## [TRY IT]
From the entries below, copy every line where the string "Enter" appears.
━━━━━━━━━━━━━━━━
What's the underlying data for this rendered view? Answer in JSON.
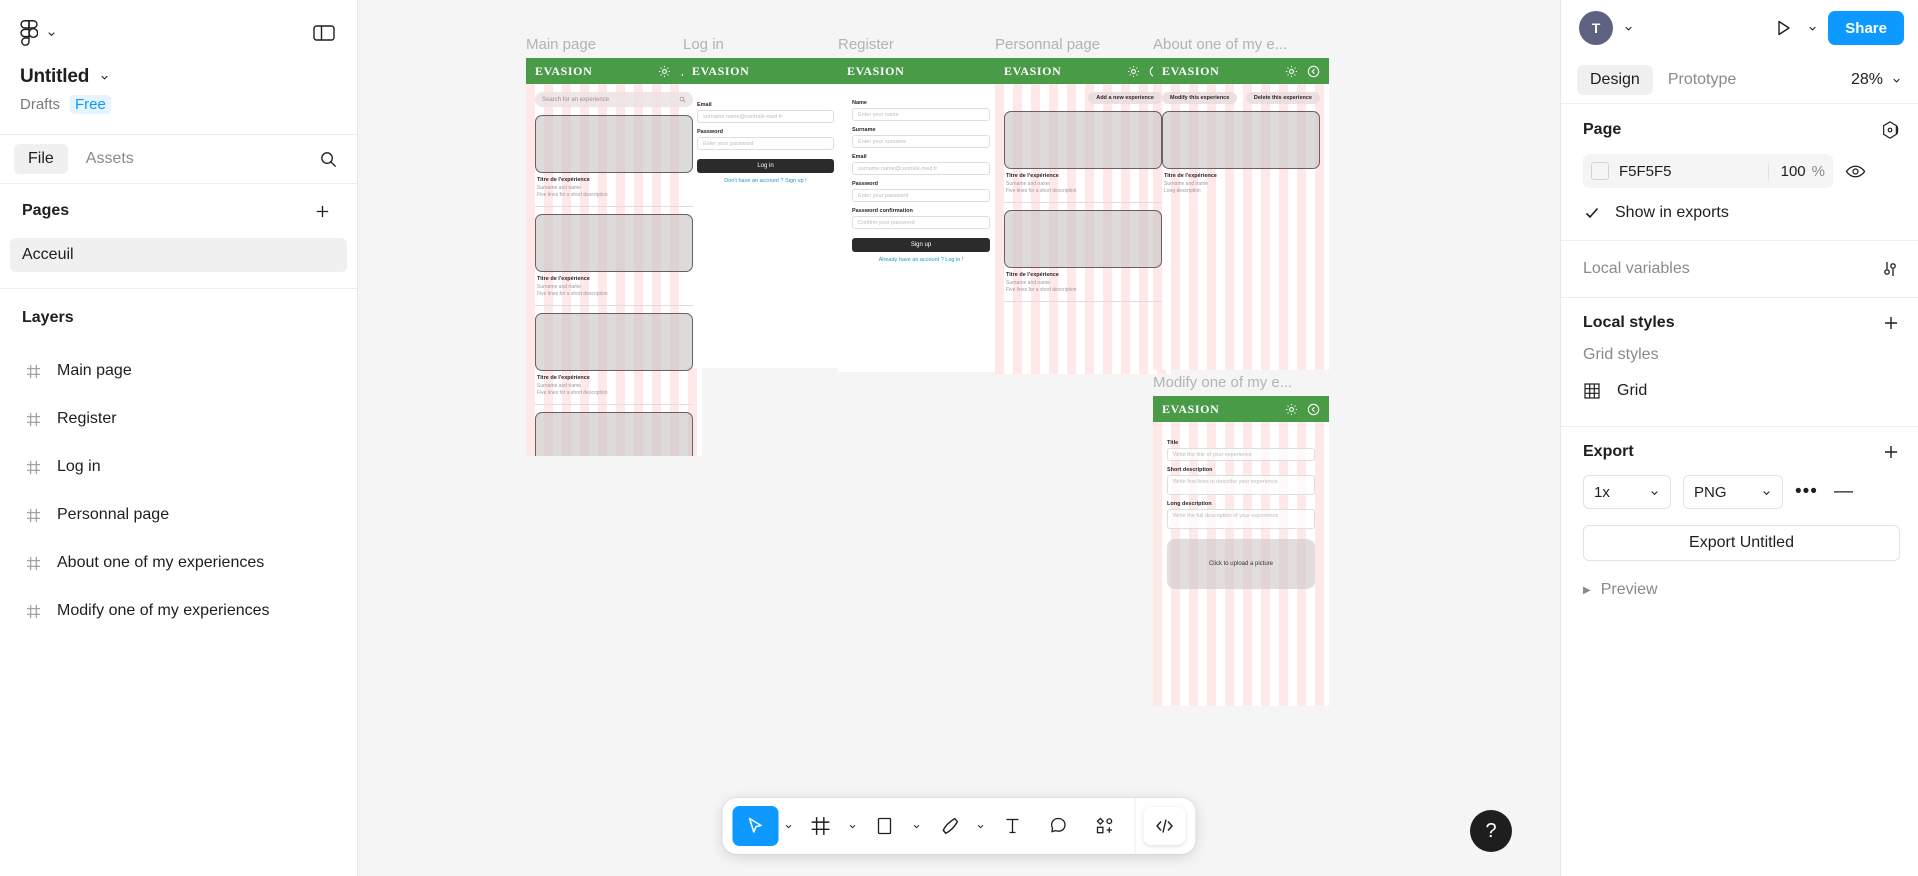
{
  "left_panel": {
    "logo_name": "figma-logo",
    "file_title": "Untitled",
    "drafts_label": "Drafts",
    "plan_badge": "Free",
    "tabs": [
      {
        "label": "File",
        "active": true
      },
      {
        "label": "Assets",
        "active": false
      }
    ],
    "pages_section": {
      "title": "Pages",
      "add_label": "+"
    },
    "pages": [
      {
        "label": "Acceuil",
        "selected": true
      }
    ],
    "layers_section": {
      "title": "Layers"
    },
    "layers": [
      {
        "label": "Main page"
      },
      {
        "label": "Register"
      },
      {
        "label": "Log in"
      },
      {
        "label": "Personnal page"
      },
      {
        "label": "About one of my experiences"
      },
      {
        "label": "Modify one of my experiences"
      }
    ]
  },
  "canvas": {
    "background": "#F5F5F5",
    "frames": [
      {
        "name": "Main page"
      },
      {
        "name": "Log in"
      },
      {
        "name": "Register"
      },
      {
        "name": "Personnal page"
      },
      {
        "name": "About one of my e..."
      },
      {
        "name": "Modify one of my e..."
      }
    ]
  },
  "mockups": {
    "brand": "EVASION",
    "brand_color": "#4A9B48",
    "main_page": {
      "search_placeholder": "Search for an experience",
      "cards": [
        {
          "title": "Titre de l'expérience",
          "subtitle": "Surname and name",
          "desc": "Five lines for a short description"
        },
        {
          "title": "Titre de l'expérience",
          "subtitle": "Surname and name",
          "desc": "Five lines for a short description"
        },
        {
          "title": "Titre de l'expérience",
          "subtitle": "Surname and name",
          "desc": "Five lines for a short description"
        }
      ]
    },
    "login": {
      "email_label": "Email",
      "email_placeholder": "surname.name@centrale-med.fr",
      "password_label": "Password",
      "password_placeholder": "Enter your password",
      "submit_label": "Log in",
      "alt_link": "Don't have an account ? Sign up !"
    },
    "register": {
      "name_label": "Name",
      "name_placeholder": "Enter your name",
      "surname_label": "Surname",
      "surname_placeholder": "Enter your surname",
      "email_label": "Email",
      "email_placeholder": "surname.name@centrale-med.fr",
      "password_label": "Password",
      "password_placeholder": "Enter your password",
      "confirm_label": "Password confirmation",
      "confirm_placeholder": "Confirm your password",
      "submit_label": "Sign up",
      "alt_link": "Already have an account ? Log in !"
    },
    "personal_page": {
      "add_button": "Add a new experience",
      "cards": [
        {
          "title": "Titre de l'expérience",
          "subtitle": "Surname and name",
          "desc": "Five lines for a short description"
        },
        {
          "title": "Titre de l'expérience",
          "subtitle": "Surname and name",
          "desc": "Five lines for a short description"
        }
      ]
    },
    "about_experience": {
      "modify_button": "Modify this experience",
      "delete_button": "Delete this experience",
      "title": "Titre de l'expérience",
      "subtitle": "Surname and name",
      "desc": "Long description"
    },
    "modify_experience": {
      "title_label": "Title",
      "title_placeholder": "Write the title of your experience",
      "short_label": "Short description",
      "short_placeholder": "Write few lines to describe your experience",
      "long_label": "Long description",
      "long_placeholder": "Write the full description of your experience",
      "upload_label": "Click to upload a picture"
    }
  },
  "toolbar": {
    "tools": [
      {
        "name": "move-tool",
        "active": true
      },
      {
        "name": "frame-tool",
        "active": false
      },
      {
        "name": "shape-tool",
        "active": false
      },
      {
        "name": "pen-tool",
        "active": false
      },
      {
        "name": "text-tool",
        "active": false
      },
      {
        "name": "comment-tool",
        "active": false
      },
      {
        "name": "actions-tool",
        "active": false
      }
    ],
    "code_tool": "</>",
    "help_label": "?"
  },
  "right_panel": {
    "avatar_initial": "T",
    "share_label": "Share",
    "tabs": [
      {
        "label": "Design",
        "active": true
      },
      {
        "label": "Prototype",
        "active": false
      }
    ],
    "zoom_level": "28%",
    "page_section": {
      "title": "Page"
    },
    "page_fill": {
      "hex": "F5F5F5",
      "opacity": "100",
      "pct": "%"
    },
    "show_in_exports": "Show in exports",
    "local_variables": {
      "title": "Local variables"
    },
    "local_styles": {
      "title": "Local styles",
      "add": "+"
    },
    "grid_styles": {
      "title": "Grid styles",
      "items": [
        {
          "label": "Grid"
        }
      ]
    },
    "export": {
      "title": "Export",
      "add": "+",
      "scale": "1x",
      "format": "PNG",
      "more": "•••",
      "remove": "—",
      "button_label": "Export Untitled",
      "preview_label": "Preview"
    }
  }
}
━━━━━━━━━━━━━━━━
## [RESPONSE FOR THIS EXERCISE]
      "password_placeholder": "Enter your password",
      "name_placeholder": "Enter your name",
      "surname_placeholder": "Enter your surname",
      "password_placeholder": "Enter your password",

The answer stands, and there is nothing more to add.